the high school artists in the Belfast area. The workshops followed a
community-based summer arts festival, also created to help bridge
"Through better understanding of the artists' life experiences, we began
to dispel myths and fears," says Kreamer.
Last semester, Kreamer and Connor had their field placements with Senior
College. Their work focused on the college's membership in an effort to
ensure that it was meeting the educational needs of as many seniors as
possible in the community. The key was in dialogue. The graduate
students met with Senior College leaders to discuss the logistics of
increasing enrollment and being inclusive, and they went into the
community to talk to seniors to get their perspectives on ageism and the
services they need.
Initiative links sports, standards,
Federal Seed money will shape a coaching education initiative at the
University of Maine that coincides with the state's learning standards.
Former Maine Education Commissioner J. Duke Albanese is leading the
effort to create research-based curriculum development and community
awareness to improve the training of coaches, and to identify and
implement best practices for school sports.
"Coaching Maine Youth to Success" is designed to improve the sports
experience as a means of heightening the aspirations and academic
performance of student athletes, and encouraging more students to
participate in and benefit from sports.
It is co-directed by College of Education and Human Development Dean
Robert Cobb and funded by a two-year, $397,400 U.S. Department of
The overall goal is to be a catalyst, leader and resource for schools
and communities in developing quality interscholastic sports programs
that complement high academic standards. The initiative builds on the
work of the college's Maine Center for Coaching Education.
Responsible for research
Michael Eckardt, a medical psychologist with extensive experience
conducting research and managing research programs at the National
Institutes of Health (NIH), is the new vice president for research at
the University of Maine.
In 1976, Eckardt began working for NIH's National Institute on Alcohol
Abuse and Alcoholism (NIAAA). He was an active researcher for more than
20 years, and played a significant role in the development of federal
guidelines related to alcohol and health.

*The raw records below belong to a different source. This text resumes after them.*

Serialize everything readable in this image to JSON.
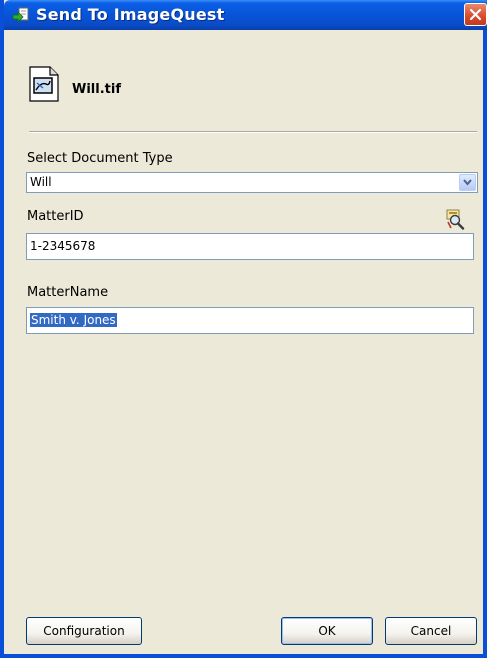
{
  "window": {
    "title": "Send To ImageQuest",
    "title_icon": "green-arrow-send-icon",
    "close_icon": "close-icon"
  },
  "file": {
    "name": "Will.tif",
    "icon": "document-file-icon"
  },
  "form": {
    "document_type_label": "Select Document Type",
    "document_type_value": "Will",
    "matter_id_label": "MatterID",
    "matter_id_value": "1-2345678",
    "matter_id_lookup_icon": "search-lookup-icon",
    "matter_name_label": "MatterName",
    "matter_name_value": "Smith v. Jones"
  },
  "buttons": {
    "configuration": "Configuration",
    "ok": "OK",
    "cancel": "Cancel"
  },
  "colors": {
    "titlebar": "#0754d8",
    "dialog_background": "#ece9d8",
    "selection": "#316ac5",
    "close_button": "#d9482c"
  }
}
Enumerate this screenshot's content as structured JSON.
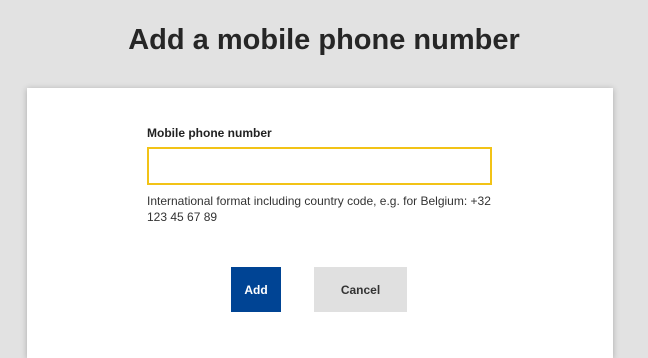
{
  "dialog": {
    "title": "Add a mobile phone number",
    "field_label": "Mobile phone number",
    "phone_value": "",
    "help_text": "International format including country code, e.g. for Belgium: +32 123 45 67 89",
    "add_label": "Add",
    "cancel_label": "Cancel"
  },
  "colors": {
    "primary": "#004494",
    "focus_border": "#f2c316",
    "secondary_button": "#e0e0e0",
    "background": "#e2e2e2"
  }
}
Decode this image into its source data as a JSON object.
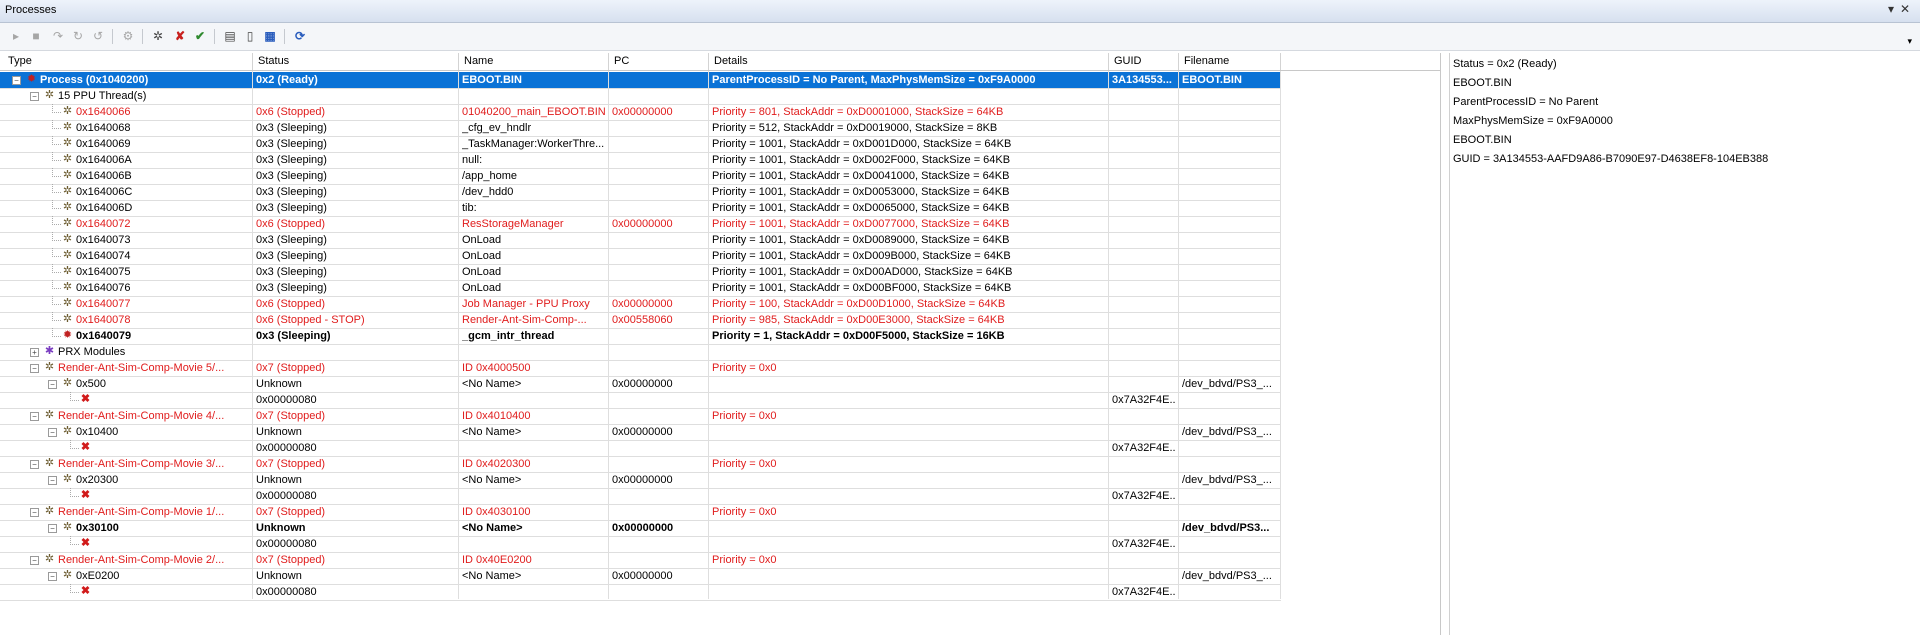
{
  "window": {
    "title": "Processes"
  },
  "columns": [
    "Type",
    "Status",
    "Name",
    "PC",
    "Details",
    "GUID",
    "Filename"
  ],
  "rows": [
    {
      "type": "Process (0x1040200)",
      "status": "0x2 (Ready)",
      "name": "EBOOT.BIN",
      "pc": "",
      "details": "ParentProcessID = No Parent, MaxPhysMemSize = 0xF9A0000",
      "guid": "3A134553...",
      "file": "EBOOT.BIN"
    },
    {
      "type": "15 PPU Thread(s)",
      "status": "",
      "name": "",
      "pc": "",
      "details": "",
      "guid": "",
      "file": ""
    },
    {
      "type": "0x1640066",
      "status": "0x6 (Stopped)",
      "name": "01040200_main_EBOOT.BIN",
      "pc": "0x00000000",
      "details": "Priority = 801, StackAddr = 0xD0001000, StackSize = 64KB",
      "guid": "",
      "file": ""
    },
    {
      "type": "0x1640068",
      "status": "0x3 (Sleeping)",
      "name": "_cfg_ev_hndlr",
      "pc": "",
      "details": "Priority = 512, StackAddr = 0xD0019000, StackSize = 8KB",
      "guid": "",
      "file": ""
    },
    {
      "type": "0x1640069",
      "status": "0x3 (Sleeping)",
      "name": "_TaskManager:WorkerThre...",
      "pc": "",
      "details": "Priority = 1001, StackAddr = 0xD001D000, StackSize = 64KB",
      "guid": "",
      "file": ""
    },
    {
      "type": "0x164006A",
      "status": "0x3 (Sleeping)",
      "name": "null:",
      "pc": "",
      "details": "Priority = 1001, StackAddr = 0xD002F000, StackSize = 64KB",
      "guid": "",
      "file": ""
    },
    {
      "type": "0x164006B",
      "status": "0x3 (Sleeping)",
      "name": "/app_home",
      "pc": "",
      "details": "Priority = 1001, StackAddr = 0xD0041000, StackSize = 64KB",
      "guid": "",
      "file": ""
    },
    {
      "type": "0x164006C",
      "status": "0x3 (Sleeping)",
      "name": "/dev_hdd0",
      "pc": "",
      "details": "Priority = 1001, StackAddr = 0xD0053000, StackSize = 64KB",
      "guid": "",
      "file": ""
    },
    {
      "type": "0x164006D",
      "status": "0x3 (Sleeping)",
      "name": "tib:",
      "pc": "",
      "details": "Priority = 1001, StackAddr = 0xD0065000, StackSize = 64KB",
      "guid": "",
      "file": ""
    },
    {
      "type": "0x1640072",
      "status": "0x6 (Stopped)",
      "name": "ResStorageManager",
      "pc": "0x00000000",
      "details": "Priority = 1001, StackAddr = 0xD0077000, StackSize = 64KB",
      "guid": "",
      "file": ""
    },
    {
      "type": "0x1640073",
      "status": "0x3 (Sleeping)",
      "name": "OnLoad",
      "pc": "",
      "details": "Priority = 1001, StackAddr = 0xD0089000, StackSize = 64KB",
      "guid": "",
      "file": ""
    },
    {
      "type": "0x1640074",
      "status": "0x3 (Sleeping)",
      "name": "OnLoad",
      "pc": "",
      "details": "Priority = 1001, StackAddr = 0xD009B000, StackSize = 64KB",
      "guid": "",
      "file": ""
    },
    {
      "type": "0x1640075",
      "status": "0x3 (Sleeping)",
      "name": "OnLoad",
      "pc": "",
      "details": "Priority = 1001, StackAddr = 0xD00AD000, StackSize = 64KB",
      "guid": "",
      "file": ""
    },
    {
      "type": "0x1640076",
      "status": "0x3 (Sleeping)",
      "name": "OnLoad",
      "pc": "",
      "details": "Priority = 1001, StackAddr = 0xD00BF000, StackSize = 64KB",
      "guid": "",
      "file": ""
    },
    {
      "type": "0x1640077",
      "status": "0x6 (Stopped)",
      "name": "Job Manager - PPU Proxy",
      "pc": "0x00000000",
      "details": "Priority = 100, StackAddr = 0xD00D1000, StackSize = 64KB",
      "guid": "",
      "file": ""
    },
    {
      "type": "0x1640078",
      "status": "0x6 (Stopped - STOP)",
      "name": "Render-Ant-Sim-Comp-...",
      "pc": "0x00558060",
      "details": "Priority = 985, StackAddr = 0xD00E3000, StackSize = 64KB",
      "guid": "",
      "file": ""
    },
    {
      "type": "0x1640079",
      "status": "0x3 (Sleeping)",
      "name": "_gcm_intr_thread",
      "pc": "",
      "details": "Priority = 1, StackAddr = 0xD00F5000, StackSize = 16KB",
      "guid": "",
      "file": ""
    },
    {
      "type": "PRX Modules",
      "status": "",
      "name": "",
      "pc": "",
      "details": "",
      "guid": "",
      "file": ""
    },
    {
      "type": "Render-Ant-Sim-Comp-Movie 5/...",
      "status": "0x7 (Stopped)",
      "name": "ID 0x4000500",
      "pc": "",
      "details": "Priority = 0x0",
      "guid": "",
      "file": ""
    },
    {
      "type": "0x500",
      "status": "Unknown",
      "name": "<No Name>",
      "pc": "0x00000000",
      "details": "",
      "guid": "",
      "file": "/dev_bdvd/PS3_..."
    },
    {
      "type": "",
      "status": "0x00000080",
      "name": "",
      "pc": "",
      "details": "",
      "guid": "0x7A32F4E...",
      "file": ""
    },
    {
      "type": "Render-Ant-Sim-Comp-Movie 4/...",
      "status": "0x7 (Stopped)",
      "name": "ID 0x4010400",
      "pc": "",
      "details": "Priority = 0x0",
      "guid": "",
      "file": ""
    },
    {
      "type": "0x10400",
      "status": "Unknown",
      "name": "<No Name>",
      "pc": "0x00000000",
      "details": "",
      "guid": "",
      "file": "/dev_bdvd/PS3_..."
    },
    {
      "type": "",
      "status": "0x00000080",
      "name": "",
      "pc": "",
      "details": "",
      "guid": "0x7A32F4E...",
      "file": ""
    },
    {
      "type": "Render-Ant-Sim-Comp-Movie 3/...",
      "status": "0x7 (Stopped)",
      "name": "ID 0x4020300",
      "pc": "",
      "details": "Priority = 0x0",
      "guid": "",
      "file": ""
    },
    {
      "type": "0x20300",
      "status": "Unknown",
      "name": "<No Name>",
      "pc": "0x00000000",
      "details": "",
      "guid": "",
      "file": "/dev_bdvd/PS3_..."
    },
    {
      "type": "",
      "status": "0x00000080",
      "name": "",
      "pc": "",
      "details": "",
      "guid": "0x7A32F4E...",
      "file": ""
    },
    {
      "type": "Render-Ant-Sim-Comp-Movie 1/...",
      "status": "0x7 (Stopped)",
      "name": "ID 0x4030100",
      "pc": "",
      "details": "Priority = 0x0",
      "guid": "",
      "file": ""
    },
    {
      "type": "0x30100",
      "status": "Unknown",
      "name": "<No Name>",
      "pc": "0x00000000",
      "details": "",
      "guid": "",
      "file": "/dev_bdvd/PS3..."
    },
    {
      "type": "",
      "status": "0x00000080",
      "name": "",
      "pc": "",
      "details": "",
      "guid": "0x7A32F4E...",
      "file": ""
    },
    {
      "type": "Render-Ant-Sim-Comp-Movie 2/...",
      "status": "0x7 (Stopped)",
      "name": "ID 0x40E0200",
      "pc": "",
      "details": "Priority = 0x0",
      "guid": "",
      "file": ""
    },
    {
      "type": "0xE0200",
      "status": "Unknown",
      "name": "<No Name>",
      "pc": "0x00000000",
      "details": "",
      "guid": "",
      "file": "/dev_bdvd/PS3_..."
    },
    {
      "type": "",
      "status": "0x00000080",
      "name": "",
      "pc": "",
      "details": "",
      "guid": "0x7A32F4E...",
      "file": ""
    }
  ],
  "detail_panel": {
    "lines": [
      "Status = 0x2 (Ready)",
      "EBOOT.BIN",
      "ParentProcessID = No Parent",
      "MaxPhysMemSize = 0xF9A0000",
      "EBOOT.BIN",
      "GUID = 3A134553-AAFD9A86-B7090E97-D4638EF8-104EB388"
    ]
  }
}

Eckardt also was on the
University of Oregon Medical School adjunct faculty.
When he retired earlier this year, Eckardt led NIAAA's Planning and
Evaluation Branch. UMaine's vice president for research is responsible
for: developing and executing strategies related to the institution's
research mission; representing university interests to government,
industry and other constituencies; and overseeing policies related to
research, technology transfer and economic development.